James McCafferty would rather be anywhere else than on this Chinese Junk his mother has forced him onto. Meant to be adventure therapy for its troubled teen passengers, this cruise from Hawaii across the Pacific will prove to be deadly. And James knows it—he can see ghosts. At sea and ill at ease with the misfits, criminals, and bullies who comprise his bunkmates, he comes to believe that the ship will be taken over by the restless spirits of a long-dead band of courtiers who had fled the Ming imperial world centuries ago. As the days go by, and as the adult leaders begin to disappear, James soon finds himself in a battle for his own soul.
Collison weaves together elements of horror, historical, and nautical fiction in Water Ghosts. It is rife with teenage angst stemming from James’s father’s death, his mother’s detachment, and his sense of isolation from being able to perceive auras and departed spirits. Her experience with ships shines through, as do her insights into the teenage mind and the history of the Ming dynasty. For this reader, however, the angst and teenage drama were just too thick. James’s supernatural abilities distracted from the story. Direct encounters with the courtiers’ ghosts would have been more compelling.

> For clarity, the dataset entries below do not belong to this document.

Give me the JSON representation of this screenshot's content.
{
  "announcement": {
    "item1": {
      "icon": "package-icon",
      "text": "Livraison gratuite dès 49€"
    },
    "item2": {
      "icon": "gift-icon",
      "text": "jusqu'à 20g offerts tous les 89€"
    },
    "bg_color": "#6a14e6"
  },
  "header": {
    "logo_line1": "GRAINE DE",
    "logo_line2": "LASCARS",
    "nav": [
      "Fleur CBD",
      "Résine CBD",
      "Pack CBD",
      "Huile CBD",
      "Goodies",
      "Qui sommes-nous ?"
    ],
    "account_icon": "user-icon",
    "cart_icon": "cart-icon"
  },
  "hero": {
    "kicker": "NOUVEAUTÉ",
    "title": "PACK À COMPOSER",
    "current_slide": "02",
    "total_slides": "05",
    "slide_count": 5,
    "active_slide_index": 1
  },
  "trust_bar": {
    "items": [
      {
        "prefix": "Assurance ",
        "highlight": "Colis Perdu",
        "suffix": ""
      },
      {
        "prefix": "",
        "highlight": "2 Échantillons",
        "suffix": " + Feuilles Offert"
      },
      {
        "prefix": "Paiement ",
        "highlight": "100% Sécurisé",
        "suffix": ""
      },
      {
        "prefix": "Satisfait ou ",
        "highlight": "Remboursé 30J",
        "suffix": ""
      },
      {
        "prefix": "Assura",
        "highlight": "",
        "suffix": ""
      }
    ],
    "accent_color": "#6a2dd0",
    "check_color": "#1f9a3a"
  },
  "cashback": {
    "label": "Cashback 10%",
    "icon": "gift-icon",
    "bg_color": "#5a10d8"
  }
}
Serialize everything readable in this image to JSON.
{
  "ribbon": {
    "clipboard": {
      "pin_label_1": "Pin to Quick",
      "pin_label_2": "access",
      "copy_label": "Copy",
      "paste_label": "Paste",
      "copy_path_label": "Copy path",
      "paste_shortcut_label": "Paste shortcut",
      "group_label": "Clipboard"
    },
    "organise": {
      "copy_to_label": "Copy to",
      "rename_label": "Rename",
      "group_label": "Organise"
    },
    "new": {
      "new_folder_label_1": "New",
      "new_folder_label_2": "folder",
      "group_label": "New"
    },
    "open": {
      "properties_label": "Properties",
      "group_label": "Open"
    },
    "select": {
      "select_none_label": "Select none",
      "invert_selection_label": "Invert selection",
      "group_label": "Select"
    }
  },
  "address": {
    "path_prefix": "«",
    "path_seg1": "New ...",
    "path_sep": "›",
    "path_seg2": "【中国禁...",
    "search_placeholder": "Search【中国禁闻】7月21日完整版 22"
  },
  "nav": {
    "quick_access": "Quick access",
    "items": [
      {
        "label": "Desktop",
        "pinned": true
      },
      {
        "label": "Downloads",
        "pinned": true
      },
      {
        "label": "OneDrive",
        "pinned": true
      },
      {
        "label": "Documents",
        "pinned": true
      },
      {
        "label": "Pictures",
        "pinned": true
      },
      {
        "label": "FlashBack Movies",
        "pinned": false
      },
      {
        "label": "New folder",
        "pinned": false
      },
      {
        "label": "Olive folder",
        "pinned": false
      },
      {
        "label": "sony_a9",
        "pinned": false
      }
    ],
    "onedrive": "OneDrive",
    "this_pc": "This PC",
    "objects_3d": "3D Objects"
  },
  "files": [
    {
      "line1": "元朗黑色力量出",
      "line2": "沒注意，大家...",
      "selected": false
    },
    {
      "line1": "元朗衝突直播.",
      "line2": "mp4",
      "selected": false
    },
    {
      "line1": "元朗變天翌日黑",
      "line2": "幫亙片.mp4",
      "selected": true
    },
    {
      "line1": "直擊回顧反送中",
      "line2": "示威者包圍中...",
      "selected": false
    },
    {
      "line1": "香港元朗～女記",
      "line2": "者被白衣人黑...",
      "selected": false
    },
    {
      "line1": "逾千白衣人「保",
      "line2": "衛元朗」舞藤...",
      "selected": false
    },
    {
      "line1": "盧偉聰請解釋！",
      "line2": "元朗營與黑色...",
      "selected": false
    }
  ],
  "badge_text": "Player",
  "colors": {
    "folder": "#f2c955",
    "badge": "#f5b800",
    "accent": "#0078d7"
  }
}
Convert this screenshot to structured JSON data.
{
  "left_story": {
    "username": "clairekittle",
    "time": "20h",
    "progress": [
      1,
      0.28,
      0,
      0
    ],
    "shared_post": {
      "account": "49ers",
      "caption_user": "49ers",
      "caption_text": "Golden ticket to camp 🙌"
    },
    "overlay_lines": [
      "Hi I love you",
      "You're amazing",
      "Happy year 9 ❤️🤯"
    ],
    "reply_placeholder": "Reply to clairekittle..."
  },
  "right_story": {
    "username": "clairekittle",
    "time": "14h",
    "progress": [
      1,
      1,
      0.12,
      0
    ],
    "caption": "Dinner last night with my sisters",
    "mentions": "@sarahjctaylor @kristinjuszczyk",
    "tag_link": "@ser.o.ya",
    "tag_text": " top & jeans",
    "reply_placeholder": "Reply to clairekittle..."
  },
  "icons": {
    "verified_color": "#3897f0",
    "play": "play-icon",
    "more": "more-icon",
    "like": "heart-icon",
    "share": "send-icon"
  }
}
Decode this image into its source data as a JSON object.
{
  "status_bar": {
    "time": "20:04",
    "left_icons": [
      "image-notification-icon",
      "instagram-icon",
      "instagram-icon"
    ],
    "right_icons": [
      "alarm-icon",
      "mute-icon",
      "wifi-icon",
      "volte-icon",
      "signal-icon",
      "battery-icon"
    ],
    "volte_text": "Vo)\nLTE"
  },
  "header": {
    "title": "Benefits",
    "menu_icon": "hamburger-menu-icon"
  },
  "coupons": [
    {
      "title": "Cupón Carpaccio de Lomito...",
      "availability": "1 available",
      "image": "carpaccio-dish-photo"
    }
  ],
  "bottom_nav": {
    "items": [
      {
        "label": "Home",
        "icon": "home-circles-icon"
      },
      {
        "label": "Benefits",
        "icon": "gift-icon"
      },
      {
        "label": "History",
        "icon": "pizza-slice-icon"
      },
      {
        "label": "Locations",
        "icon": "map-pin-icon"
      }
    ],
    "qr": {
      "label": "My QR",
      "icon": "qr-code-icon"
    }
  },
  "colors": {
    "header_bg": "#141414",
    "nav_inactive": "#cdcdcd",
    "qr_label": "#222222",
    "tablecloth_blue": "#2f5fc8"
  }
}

Most of the characters lack depth, and the story breaks stride about two-thirds of the way through as Collison sends us back hundreds of years into the dead courtiers’ lives, departing from the main characters’ storyline for most of the remainder of the book. This is a short novel, and trying to squeeze two stories into it just didn’t work. Though YA, the writing is rife with adult themes and explicit language.